All I do know for sure is that this series has been as close as it gets so far, with each game being decided by a run and the outcome being determined late. The first two games have given me a sense that the teams are just feeling each other out and that the next three, in Los Angeles, will provide a bit more coherence to all of this. Not that there isn’t something a bit fun about incoherence when it comes to a playoff series.

Your viewing guide:

NLCS Game 3

Brewers vs. Dodgers
Ballpark: Dodger Stadium
Time: 7:39 PM Eastern
TV: FS1
Pitchers: Jhoulys Chacin vs Walker Buehler
Breakdown:

Jhoulys Chacin had an excellent NLDS start against the Colorado Rockies, turning in five scoreless innings. If he does something approaching that tonight the Brewers will be in pretty good shape given that Josh Hader — who pitched three shutdown innings in Game one — is available again tonight. To the extent Craig Counsell needs to dig more deeply into his reliever corps, however, things could get dicey. Corbin Burnes, Jeremy Jeffress, Corey Knebel and Joakim Soria have combined to allow seven earned runs in four innings. Brandon Woodruff, who has been dominant thus far, throwing five scoreless innings, stands a good chance of being the opener for Game 4, so Counsell will likely try to keep him off the mound tonight. That puts a decent amount of pressure on Chacin to get the game to Hader with as few innings remaining as possible.

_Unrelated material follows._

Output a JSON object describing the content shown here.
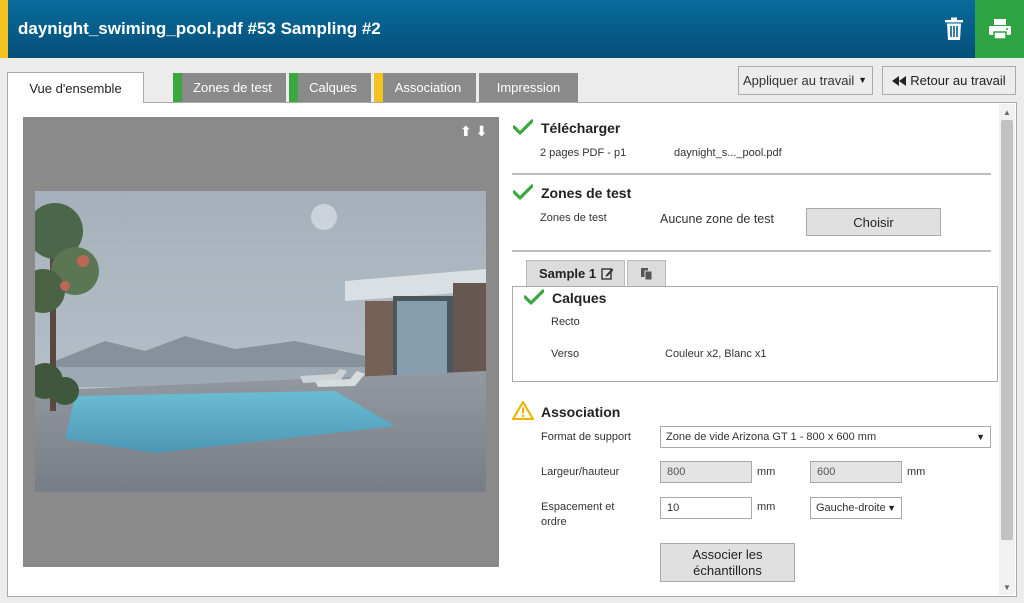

For Los Angeles, it’s Walker Buehler who, the grand slam he gave up to Ronald Acuña in the NLDS notwithstanding, was the Dodgers’ most dominant starter down the stretch. In keeping with the somewhat flipped script so far, however, the Los Angeles bullpen has been solid, allowing just two runs over their ten and two-thirds innings in Games 1 and 2. Not that Dave Roberts wouldn’t love to see Buehler go deep tonight too.